How does a novice get started personal watercraft riding? I’m talking about someone who has a casual curiosity, hasn’t been on one, and maybe hasn’t done much recreational boating. If this is you, here’s how to get started…
What previous boating experience do you have? Are already a recreational boater, angler or cottager? Are you comfortable around the water, growing up at a family cottage, summer camp by a lake, or doing some swimming, water sports or paddling?
The point here is a frank self-appraisal about your marine experience and familiarity. Not having any doesn’t mean you shouldn’t start personal watercraft riding. It just means you’ll also need to learn about being on and near the water – and how to make yourself a safe PWC rider.
If you don’t have much marine know-how, what about land-based motorsports, such as snowmobiling, ATVing or motorcycling? Familiarity with any of these activities will help with personal watercraft riding. Understanding throttle and brake levers, knowing body English and balance, being comfortable with handlebar steering and how engine power feels are valuable PWC assets. So are any mechanical/troubleshooting skills, riding etiquette or fuelling tips you’ve picked up along the way.
How do you picture yourself on a personal watercraft? Do you see using it primarily for casual family outings around your cottage? To visit neighbours, or as a tender for your cruiser? Do you visualize mainly playing with it, doing tricks or tow sports? Or maybe you envision cruising various waterways or even going on a PWC tour. Finally, do you see operating a PWC primarily for your own riding or sharing with other operators? Will it be more of a multi-passenger vehicle? If you don’t always want to ride double, your future may include more than one personal watercraft.
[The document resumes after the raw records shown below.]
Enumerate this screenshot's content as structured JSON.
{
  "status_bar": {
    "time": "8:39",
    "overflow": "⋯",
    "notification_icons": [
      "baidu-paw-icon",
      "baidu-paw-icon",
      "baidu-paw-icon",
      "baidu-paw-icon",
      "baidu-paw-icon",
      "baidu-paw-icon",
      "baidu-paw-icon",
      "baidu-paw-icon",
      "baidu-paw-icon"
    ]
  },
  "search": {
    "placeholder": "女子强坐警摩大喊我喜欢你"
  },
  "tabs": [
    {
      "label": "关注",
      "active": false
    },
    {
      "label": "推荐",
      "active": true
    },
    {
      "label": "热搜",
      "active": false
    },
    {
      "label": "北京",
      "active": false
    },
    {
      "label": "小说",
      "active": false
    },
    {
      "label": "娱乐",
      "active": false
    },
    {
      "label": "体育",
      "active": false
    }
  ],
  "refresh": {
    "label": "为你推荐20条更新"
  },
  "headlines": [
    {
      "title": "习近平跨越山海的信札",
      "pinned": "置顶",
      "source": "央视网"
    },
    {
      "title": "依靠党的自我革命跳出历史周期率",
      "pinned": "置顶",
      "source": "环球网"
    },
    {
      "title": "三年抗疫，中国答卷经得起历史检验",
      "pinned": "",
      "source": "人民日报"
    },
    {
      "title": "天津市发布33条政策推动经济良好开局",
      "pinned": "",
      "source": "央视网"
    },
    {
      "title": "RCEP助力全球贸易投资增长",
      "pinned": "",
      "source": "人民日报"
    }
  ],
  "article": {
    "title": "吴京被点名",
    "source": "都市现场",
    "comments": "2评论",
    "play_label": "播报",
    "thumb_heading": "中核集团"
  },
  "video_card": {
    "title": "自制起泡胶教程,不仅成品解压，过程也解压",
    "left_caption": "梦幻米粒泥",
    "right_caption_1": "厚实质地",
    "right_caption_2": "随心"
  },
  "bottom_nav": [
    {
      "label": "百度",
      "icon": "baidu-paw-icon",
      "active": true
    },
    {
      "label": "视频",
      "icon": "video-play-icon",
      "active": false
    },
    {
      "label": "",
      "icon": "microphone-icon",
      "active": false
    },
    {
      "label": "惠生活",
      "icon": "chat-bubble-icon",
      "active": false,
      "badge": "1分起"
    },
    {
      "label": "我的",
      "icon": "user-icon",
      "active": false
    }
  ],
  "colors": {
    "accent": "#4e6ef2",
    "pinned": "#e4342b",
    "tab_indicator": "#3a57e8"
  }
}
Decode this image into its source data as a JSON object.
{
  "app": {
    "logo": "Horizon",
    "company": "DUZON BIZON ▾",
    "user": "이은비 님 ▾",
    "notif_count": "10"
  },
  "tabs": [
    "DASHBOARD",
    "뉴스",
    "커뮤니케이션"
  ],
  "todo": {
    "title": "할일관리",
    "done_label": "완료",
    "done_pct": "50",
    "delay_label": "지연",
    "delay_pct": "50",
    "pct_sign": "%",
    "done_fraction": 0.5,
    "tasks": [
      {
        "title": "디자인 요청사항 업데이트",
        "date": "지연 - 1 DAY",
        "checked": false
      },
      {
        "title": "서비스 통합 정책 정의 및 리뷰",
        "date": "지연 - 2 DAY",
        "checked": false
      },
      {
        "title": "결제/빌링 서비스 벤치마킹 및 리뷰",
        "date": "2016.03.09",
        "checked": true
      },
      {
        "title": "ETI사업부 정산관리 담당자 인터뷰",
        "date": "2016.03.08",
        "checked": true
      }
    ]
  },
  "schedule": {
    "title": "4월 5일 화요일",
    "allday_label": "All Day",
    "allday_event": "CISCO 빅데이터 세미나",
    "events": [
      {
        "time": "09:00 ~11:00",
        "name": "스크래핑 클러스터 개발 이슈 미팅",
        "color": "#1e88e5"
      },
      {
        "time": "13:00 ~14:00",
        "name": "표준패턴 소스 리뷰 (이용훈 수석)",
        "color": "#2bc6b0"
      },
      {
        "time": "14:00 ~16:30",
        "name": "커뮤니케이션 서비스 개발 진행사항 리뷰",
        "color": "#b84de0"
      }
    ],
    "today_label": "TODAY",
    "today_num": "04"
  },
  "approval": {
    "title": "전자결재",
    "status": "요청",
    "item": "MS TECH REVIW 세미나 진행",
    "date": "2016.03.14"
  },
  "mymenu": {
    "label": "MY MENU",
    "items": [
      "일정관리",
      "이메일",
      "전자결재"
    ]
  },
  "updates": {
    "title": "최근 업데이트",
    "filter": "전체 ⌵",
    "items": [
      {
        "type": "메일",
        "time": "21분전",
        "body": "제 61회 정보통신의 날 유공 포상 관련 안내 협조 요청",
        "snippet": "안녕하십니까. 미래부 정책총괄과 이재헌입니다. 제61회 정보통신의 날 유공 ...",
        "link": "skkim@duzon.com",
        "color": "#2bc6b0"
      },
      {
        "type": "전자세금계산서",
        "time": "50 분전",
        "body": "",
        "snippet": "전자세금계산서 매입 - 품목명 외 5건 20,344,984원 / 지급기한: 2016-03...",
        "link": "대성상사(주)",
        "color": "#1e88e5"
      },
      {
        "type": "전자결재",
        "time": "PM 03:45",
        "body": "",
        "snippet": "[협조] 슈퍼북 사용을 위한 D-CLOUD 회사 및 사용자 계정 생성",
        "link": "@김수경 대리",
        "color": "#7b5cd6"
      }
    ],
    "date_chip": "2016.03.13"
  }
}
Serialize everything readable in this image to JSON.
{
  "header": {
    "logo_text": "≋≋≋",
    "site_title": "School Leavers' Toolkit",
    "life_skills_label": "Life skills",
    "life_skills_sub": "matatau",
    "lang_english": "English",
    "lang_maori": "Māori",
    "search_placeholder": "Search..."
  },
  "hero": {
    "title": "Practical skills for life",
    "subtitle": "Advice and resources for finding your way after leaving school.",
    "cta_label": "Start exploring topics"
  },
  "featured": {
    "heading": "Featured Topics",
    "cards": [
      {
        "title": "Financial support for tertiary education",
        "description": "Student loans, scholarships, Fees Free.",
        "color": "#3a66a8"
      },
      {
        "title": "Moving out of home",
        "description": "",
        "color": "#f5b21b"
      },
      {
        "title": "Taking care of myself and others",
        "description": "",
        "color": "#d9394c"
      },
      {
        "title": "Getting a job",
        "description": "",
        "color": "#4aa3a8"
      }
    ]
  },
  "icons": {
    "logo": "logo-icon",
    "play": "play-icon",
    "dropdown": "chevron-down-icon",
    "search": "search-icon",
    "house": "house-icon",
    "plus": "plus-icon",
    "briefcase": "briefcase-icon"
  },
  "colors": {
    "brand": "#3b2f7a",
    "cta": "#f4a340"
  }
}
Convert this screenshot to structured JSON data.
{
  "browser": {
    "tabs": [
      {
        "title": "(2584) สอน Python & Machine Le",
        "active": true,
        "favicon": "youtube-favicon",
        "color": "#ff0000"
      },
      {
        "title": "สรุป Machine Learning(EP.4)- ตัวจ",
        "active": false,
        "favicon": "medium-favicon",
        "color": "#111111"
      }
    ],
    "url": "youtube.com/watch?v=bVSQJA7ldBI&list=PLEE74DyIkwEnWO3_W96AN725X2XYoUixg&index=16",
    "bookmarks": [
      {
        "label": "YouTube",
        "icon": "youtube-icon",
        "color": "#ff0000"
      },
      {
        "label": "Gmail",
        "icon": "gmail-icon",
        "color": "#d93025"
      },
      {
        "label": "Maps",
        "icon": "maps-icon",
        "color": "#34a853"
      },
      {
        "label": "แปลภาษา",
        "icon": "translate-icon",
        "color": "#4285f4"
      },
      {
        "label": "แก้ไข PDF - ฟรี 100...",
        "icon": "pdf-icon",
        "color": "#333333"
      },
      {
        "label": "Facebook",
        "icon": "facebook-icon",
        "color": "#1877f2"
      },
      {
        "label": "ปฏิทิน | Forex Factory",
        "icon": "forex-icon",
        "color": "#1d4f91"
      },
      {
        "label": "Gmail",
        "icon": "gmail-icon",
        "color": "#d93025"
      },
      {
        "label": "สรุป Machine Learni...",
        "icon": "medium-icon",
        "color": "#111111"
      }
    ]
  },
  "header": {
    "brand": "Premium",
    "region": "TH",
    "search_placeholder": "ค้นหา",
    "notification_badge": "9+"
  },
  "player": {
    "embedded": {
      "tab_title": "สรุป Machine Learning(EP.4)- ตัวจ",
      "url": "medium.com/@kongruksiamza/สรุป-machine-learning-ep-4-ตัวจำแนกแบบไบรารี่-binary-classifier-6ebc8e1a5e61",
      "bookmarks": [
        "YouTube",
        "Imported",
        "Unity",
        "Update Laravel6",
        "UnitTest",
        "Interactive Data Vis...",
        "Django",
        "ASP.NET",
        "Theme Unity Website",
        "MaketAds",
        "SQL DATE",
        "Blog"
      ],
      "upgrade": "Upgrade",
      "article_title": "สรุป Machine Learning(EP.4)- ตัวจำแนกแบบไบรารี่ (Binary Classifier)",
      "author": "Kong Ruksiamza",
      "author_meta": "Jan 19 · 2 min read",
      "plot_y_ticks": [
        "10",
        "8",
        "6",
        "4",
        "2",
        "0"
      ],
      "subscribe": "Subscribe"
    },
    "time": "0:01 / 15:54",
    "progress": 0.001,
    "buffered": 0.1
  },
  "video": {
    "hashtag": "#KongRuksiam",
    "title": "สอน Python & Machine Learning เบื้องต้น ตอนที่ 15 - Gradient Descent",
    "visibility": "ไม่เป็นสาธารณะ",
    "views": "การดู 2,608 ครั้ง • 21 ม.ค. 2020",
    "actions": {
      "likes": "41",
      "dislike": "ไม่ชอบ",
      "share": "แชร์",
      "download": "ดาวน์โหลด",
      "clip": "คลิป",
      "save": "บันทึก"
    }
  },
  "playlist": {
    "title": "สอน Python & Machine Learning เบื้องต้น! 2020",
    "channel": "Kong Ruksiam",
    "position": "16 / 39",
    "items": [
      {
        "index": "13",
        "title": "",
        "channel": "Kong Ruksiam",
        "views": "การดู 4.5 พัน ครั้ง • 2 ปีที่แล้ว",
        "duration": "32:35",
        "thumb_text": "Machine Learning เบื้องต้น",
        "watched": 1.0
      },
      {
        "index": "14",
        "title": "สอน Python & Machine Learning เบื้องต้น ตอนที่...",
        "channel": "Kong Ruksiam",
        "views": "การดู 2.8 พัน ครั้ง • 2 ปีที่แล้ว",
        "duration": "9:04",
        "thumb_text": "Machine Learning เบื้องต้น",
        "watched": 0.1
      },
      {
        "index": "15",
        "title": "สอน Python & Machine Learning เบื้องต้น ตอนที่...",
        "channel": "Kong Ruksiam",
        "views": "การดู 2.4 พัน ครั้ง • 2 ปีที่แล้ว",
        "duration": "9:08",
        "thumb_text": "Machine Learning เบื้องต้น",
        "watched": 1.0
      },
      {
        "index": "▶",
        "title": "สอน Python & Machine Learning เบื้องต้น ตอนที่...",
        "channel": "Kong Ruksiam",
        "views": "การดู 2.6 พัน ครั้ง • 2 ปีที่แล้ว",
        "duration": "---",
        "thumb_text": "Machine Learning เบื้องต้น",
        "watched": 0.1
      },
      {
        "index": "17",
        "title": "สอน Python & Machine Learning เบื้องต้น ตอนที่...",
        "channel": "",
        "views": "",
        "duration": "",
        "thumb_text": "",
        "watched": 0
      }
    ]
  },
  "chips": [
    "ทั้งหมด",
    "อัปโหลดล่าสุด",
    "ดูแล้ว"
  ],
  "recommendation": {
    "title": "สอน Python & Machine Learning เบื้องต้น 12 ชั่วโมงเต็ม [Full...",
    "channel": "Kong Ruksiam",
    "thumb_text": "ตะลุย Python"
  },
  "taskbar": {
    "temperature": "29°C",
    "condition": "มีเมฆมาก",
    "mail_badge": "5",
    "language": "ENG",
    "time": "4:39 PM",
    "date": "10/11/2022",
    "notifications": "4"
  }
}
Next, consider where you live and will be doing your PWC riding most often. Unless you actually reside waterside with a dock or nearby marina, where do you keep it? Do you have space to park a PWC at home? At the cottage? On water or off? How will you get it back and forth to the water? For dealer service? You may need a personal watercraft trailer. Where will you keep that? What will you tow it with and where will you store your PWC(s) and trailer in the off-season?
Try It First
Before shopping for a personal watercraft, get insights and advice from PWC-owning friends. You’ll also discover
PWC and riding tips on my Intrepid Cottager website. Visiting area PWC dealerships online or in person can help in familiarizing what brands and models are available and which might suit you best. If you’ve never operated a PWC before, I also recommend trying it first. You can do this with a friend who has one, by renting one for a couple of hours, or on a dealer demo.
Before buying your personal watercraft, ask two other questions: “What brand?” and “Which model?” Many times the brand you choose will depend on what dealer you may have a pre-existing powersports relationship with, or which one is closest to you. Or the one friends recommend or has what you want in stock at the best price. If you decide to buy used privately, I’d suggest taking a knowledgeable friend with you and test riding it before closing the deal.
Entry level PWC’s are an excellent choice if family fun or playing on your cottage lake is your priority. If your goal is doing day rides, tow sports or saddlebag tours, a bigger and more stable PWC with more storage and fuel capacity may be a better fit.
Candid answers to all of these questions will help getting stated with personal watercraft riding easier and
more enjoyable. Hopefully, it will also make all those dazzling colours and appealing graphics less of a distraction from the reality of what you really need!
Want to learn more? Find everything you need to know about PWC riding at intrepidcottager.com.
By Craig Nicholson, The Intrepid Cottager,
Photos by Allan Glanfield